------ RECORDS SUPPLIED

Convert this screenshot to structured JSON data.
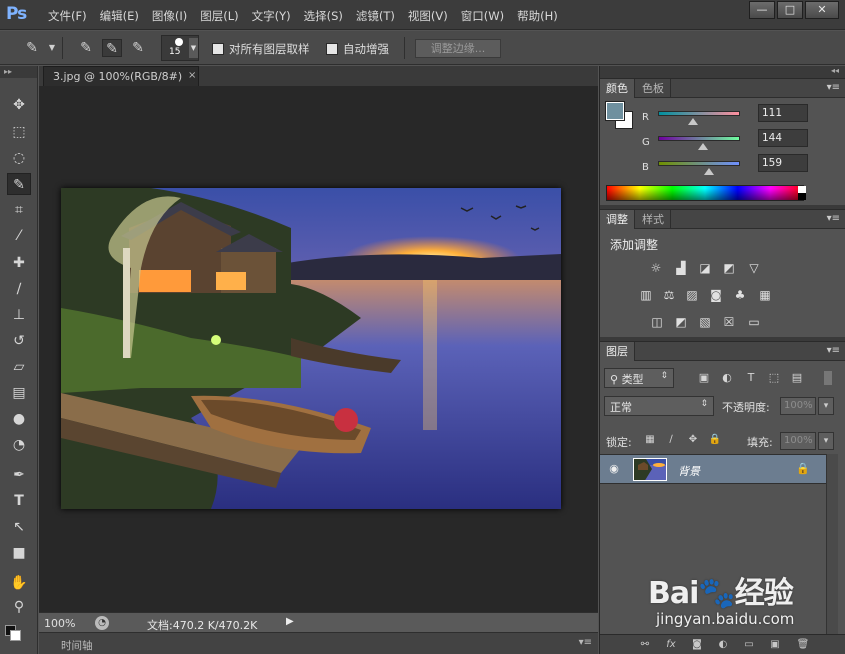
{
  "app": {
    "logo": "Ps"
  },
  "menu": [
    "文件(F)",
    "编辑(E)",
    "图像(I)",
    "图层(L)",
    "文字(Y)",
    "选择(S)",
    "滤镜(T)",
    "视图(V)",
    "窗口(W)",
    "帮助(H)"
  ],
  "window_controls": {
    "minimize": "—",
    "restore": "□",
    "close": "✕"
  },
  "options_bar": {
    "brush_size": "15",
    "sample_all_layers": {
      "label": "对所有图层取样",
      "checked": false
    },
    "auto_enhance": {
      "label": "自动增强",
      "checked": false
    },
    "refine_edge": "调整边缘..."
  },
  "document": {
    "tab_title": "3.jpg @ 100%(RGB/8#)",
    "tab_close": "×"
  },
  "status": {
    "zoom": "100%",
    "doc_size": "文档:470.2 K/470.2K",
    "timeline": "时间轴"
  },
  "color_panel": {
    "tabs": [
      "颜色",
      "色板"
    ],
    "foreground": "#6f909f",
    "background": "#ffffff",
    "r": {
      "label": "R",
      "value": "111"
    },
    "g": {
      "label": "G",
      "value": "144"
    },
    "b": {
      "label": "B",
      "value": "159"
    }
  },
  "adjustments_panel": {
    "tabs": [
      "调整",
      "样式"
    ],
    "title": "添加调整"
  },
  "layers_panel": {
    "tab": "图层",
    "filter_type": "类型",
    "blend_mode": "正常",
    "opacity_label": "不透明度:",
    "opacity_value": "100%",
    "lock_label": "锁定:",
    "fill_label": "填充:",
    "fill_value": "100%",
    "layers": [
      {
        "name": "背景",
        "visible": true,
        "locked": true
      }
    ],
    "bottom_icons": [
      "link-icon",
      "fx-icon",
      "mask-icon",
      "adjustment-icon",
      "folder-icon",
      "new-layer-icon",
      "trash-icon"
    ],
    "bottom_labels": [
      "⚯",
      "fx",
      "◙",
      "◐",
      "▭",
      "▣",
      "🗑"
    ]
  },
  "watermark": {
    "brand": "Bai🐾经验",
    "url": "jingyan.baidu.com"
  }
}
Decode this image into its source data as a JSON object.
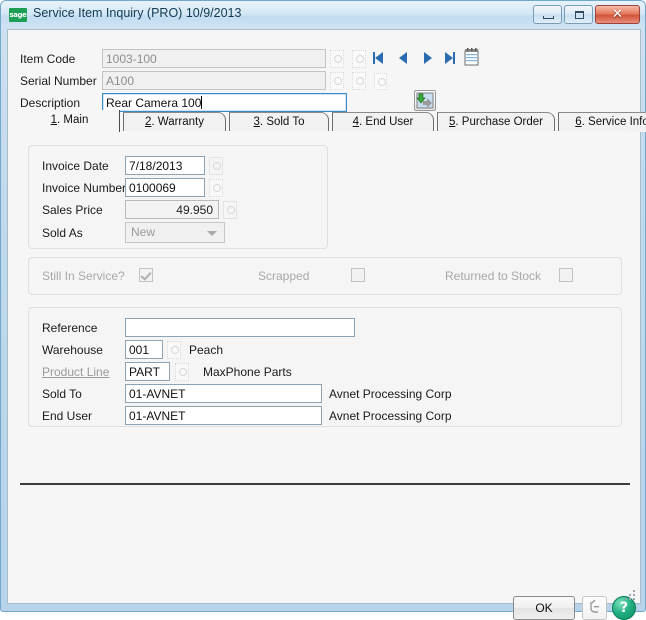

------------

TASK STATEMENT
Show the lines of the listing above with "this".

EXERCISE RESULT
Convert this screenshot to structured JSON data.
Decode this image into its source data as a JSON object.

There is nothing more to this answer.